I flew Air Deccan down to Chennai. They gave me tickets at a reasonable price with just one day's notice. Air Deccan turned out to be a pretty decent experience though I have been told of horror stories from others. They are a new one in the family of inexpensie airlines around the world (Southwest being another; I've heard of similar ones in Europe).

We rented a car from Hertz and luckily we got to drive the car ourselves instead of being chauffered around. We headed out from Channai early morning and hit the East Coast Road in no time. Before we knew it, we were in Mamallapuram (aka Mahabalipuram). A short visit to the Five Rathas and the Shore temple and we were on our way again. In hindsight, the temples were quite fascinating. At first sight they seemed really "fresh," if you understand what I mean. I was told later that these temples were cleaned and somewhat touched up recently.

Pondicherry itself is a mix of any other town in south India and a sleepy, quaint French neighbourhood that is reminiscent of New Orleans. There is a visible influence of Aurobindo on the town. We stayed at one of the rest houses affiliated with the Ashram. We also paid visit to the ashram as well as the Auroville. Besides that, there was little to do there (or we found little to do). We did check out a couple of restaurants. Rendezvous was great. We also tried "The Club" -- it has apparently morphed into three restaurants, and we ate at the bistro.

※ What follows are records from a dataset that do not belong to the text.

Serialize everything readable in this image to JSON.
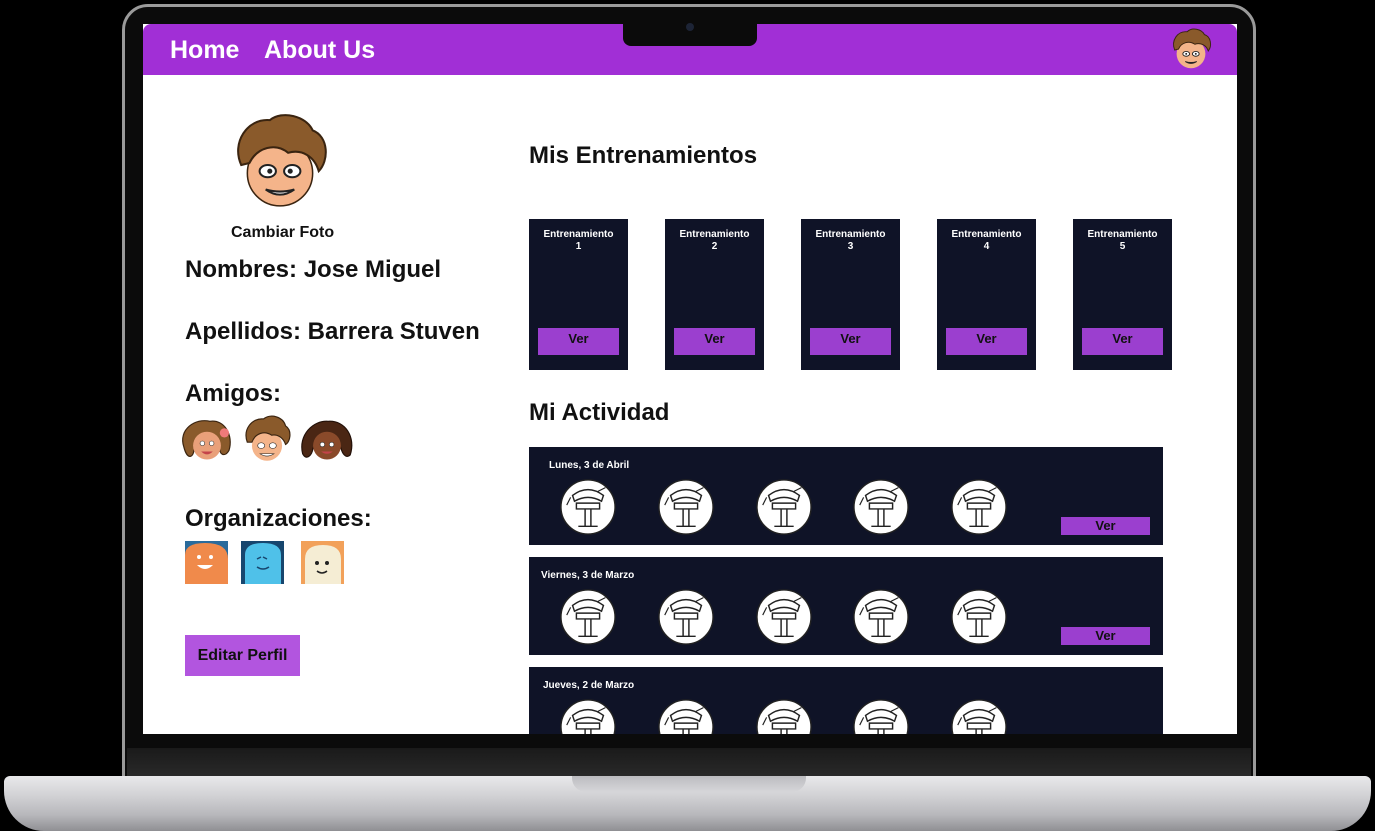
{
  "nav": {
    "home_label": "Home",
    "about_label": "About Us",
    "avatar_icon": "user-avatar-icon"
  },
  "profile": {
    "change_photo_label": "Cambiar Foto",
    "names_line": "Nombres: Jose Miguel",
    "surnames_line": "Apellidos: Barrera Stuven",
    "friends_heading": "Amigos:",
    "friends": [
      "friend-girl-icon",
      "friend-boy-icon",
      "friend-girl-dark-icon"
    ],
    "orgs_heading": "Organizaciones:",
    "orgs": [
      {
        "icon": "org-orange-icon",
        "color": "#f08a4b"
      },
      {
        "icon": "org-blue-icon",
        "color": "#4fc1e9"
      },
      {
        "icon": "org-cream-icon",
        "color": "#f2a15a"
      }
    ],
    "edit_button_label": "Editar Perfil"
  },
  "workouts": {
    "heading": "Mis Entrenamientos",
    "items": [
      {
        "title": "Entrenamiento",
        "number": "1",
        "button": "Ver"
      },
      {
        "title": "Entrenamiento",
        "number": "2",
        "button": "Ver"
      },
      {
        "title": "Entrenamiento",
        "number": "3",
        "button": "Ver"
      },
      {
        "title": "Entrenamiento",
        "number": "4",
        "button": "Ver"
      },
      {
        "title": "Entrenamiento",
        "number": "5",
        "button": "Ver"
      }
    ]
  },
  "activity": {
    "heading": "Mi Actividad",
    "entries": [
      {
        "date": "Lunes, 3 de Abril",
        "button": "Ver"
      },
      {
        "date": "Viernes, 3 de Marzo",
        "button": "Ver"
      },
      {
        "date": "Jueves, 2 de Marzo",
        "button": ""
      }
    ],
    "exercise_icon": "exercise-machine-icon"
  },
  "colors": {
    "accent": "#a12fd6",
    "button": "#9b3fcf",
    "card_bg": "#0f1327"
  }
}
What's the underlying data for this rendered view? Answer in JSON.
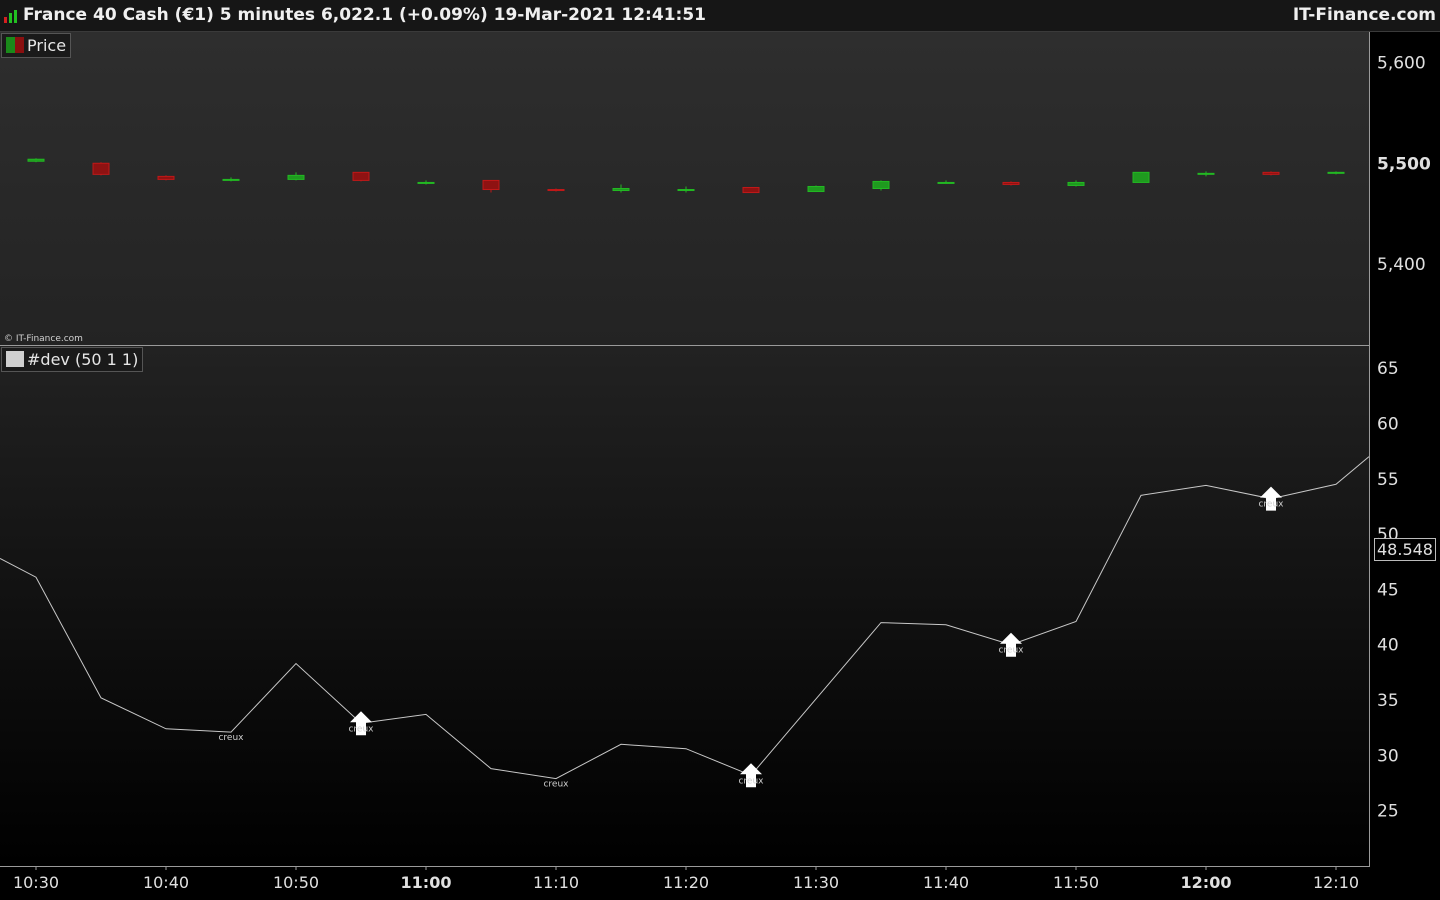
{
  "header": {
    "title": "France 40 Cash (€1) 5 minutes 6,022.1 (+0.09%) 19-Mar-2021 12:41:51",
    "brand": "IT-Finance.com"
  },
  "price_panel": {
    "legend": "Price",
    "copyright": "© IT-Finance.com"
  },
  "dev_panel": {
    "legend": "#dev (50 1 1)",
    "last_value": "48.548"
  },
  "colors": {
    "up": "#22b822",
    "down": "#c01818",
    "line": "#c8c8c8",
    "arrow": "#ffffff"
  },
  "chart_data": [
    {
      "type": "candlestick",
      "title": "Price",
      "ylim": [
        5320,
        5630
      ],
      "yticks": [
        "5,600",
        "5,500",
        "5,400"
      ],
      "ytick_values": [
        5600,
        5500,
        5400
      ],
      "ytick_bold": [
        false,
        true,
        false
      ],
      "x": [
        "10:30",
        "10:35",
        "10:40",
        "10:45",
        "10:50",
        "10:55",
        "11:00",
        "11:05",
        "11:10",
        "11:15",
        "11:20",
        "11:25",
        "11:30",
        "11:35",
        "11:40",
        "11:45",
        "11:50",
        "11:55",
        "12:00",
        "12:05",
        "12:10"
      ],
      "open": [
        5502,
        5500,
        5487,
        5484,
        5484,
        5491,
        5481,
        5483,
        5474,
        5473,
        5474,
        5476,
        5472,
        5475,
        5481,
        5481,
        5478,
        5481,
        5490,
        5491,
        5490
      ],
      "close": [
        5504,
        5489,
        5484,
        5484,
        5488,
        5483,
        5481,
        5474,
        5473,
        5475,
        5474,
        5471,
        5477,
        5482,
        5481,
        5479,
        5481,
        5491,
        5490,
        5489,
        5491
      ],
      "high": [
        5505,
        5501,
        5488,
        5486,
        5491,
        5491,
        5483,
        5483,
        5475,
        5479,
        5477,
        5476,
        5478,
        5483,
        5483,
        5482,
        5483,
        5491,
        5492,
        5492,
        5492
      ],
      "low": [
        5501,
        5488,
        5483,
        5482,
        5483,
        5482,
        5479,
        5471,
        5472,
        5471,
        5471,
        5471,
        5472,
        5473,
        5480,
        5478,
        5477,
        5481,
        5487,
        5488,
        5489
      ]
    },
    {
      "type": "line",
      "title": "#dev (50 1 1)",
      "ylim": [
        20,
        67
      ],
      "yticks": [
        "65",
        "60",
        "55",
        "50",
        "45",
        "40",
        "35",
        "30",
        "25"
      ],
      "ytick_values": [
        65,
        60,
        55,
        50,
        45,
        40,
        35,
        30,
        25
      ],
      "x": [
        "10:25",
        "10:30",
        "10:35",
        "10:40",
        "10:45",
        "10:50",
        "10:55",
        "11:00",
        "11:05",
        "11:10",
        "11:15",
        "11:20",
        "11:25",
        "11:30",
        "11:35",
        "11:40",
        "11:45",
        "11:50",
        "11:55",
        "12:00",
        "12:05",
        "12:10",
        "12:15"
      ],
      "values": [
        47.8,
        46.1,
        35.2,
        32.4,
        32.1,
        38.3,
        32.9,
        33.7,
        28.8,
        27.9,
        31.0,
        30.6,
        28.2,
        35.1,
        42.0,
        41.8,
        40.0,
        42.1,
        53.5,
        54.4,
        53.2,
        54.5,
        57.0
      ],
      "signals": [
        {
          "x": "10:45",
          "label": "creux",
          "arrow": false
        },
        {
          "x": "10:55",
          "label": "creux",
          "arrow": true
        },
        {
          "x": "11:10",
          "label": "creux",
          "arrow": false
        },
        {
          "x": "11:25",
          "label": "creux",
          "arrow": true
        },
        {
          "x": "11:45",
          "label": "creux",
          "arrow": true
        },
        {
          "x": "12:05",
          "label": "creux",
          "arrow": true
        }
      ]
    }
  ],
  "time_axis": {
    "labels": [
      "10:30",
      "10:40",
      "10:50",
      "11:00",
      "11:10",
      "11:20",
      "11:30",
      "11:40",
      "11:50",
      "12:00",
      "12:10"
    ],
    "bold": [
      false,
      false,
      false,
      true,
      false,
      false,
      false,
      false,
      false,
      true,
      false
    ]
  }
}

It was ok. The bakery "Hot Breads" was quite good -- and it was the only one open at 7 in the morning.

The best part of the trip probably was the drive from Chennai to Pondi and back. Great road, very little traffic and a decent scenery.

A post about creativity

I'm still reading through the article on Gaping void (it's a pretty old one, I just happened to be late to the party).

It's titled "How to be creative." The post is nicely written and though it may not come as a revelation, it does remind you of things you might have forgotten. I remember reading somewhere that one suceeds at doing what one enjoys most. I recall one of the professors at IIT Kanpur (whom I met exactly once, and that too because my dad was in town and pulled me along to meet this acquaintance of his) told me, "Enjoy what you do, and do what you enjoy!"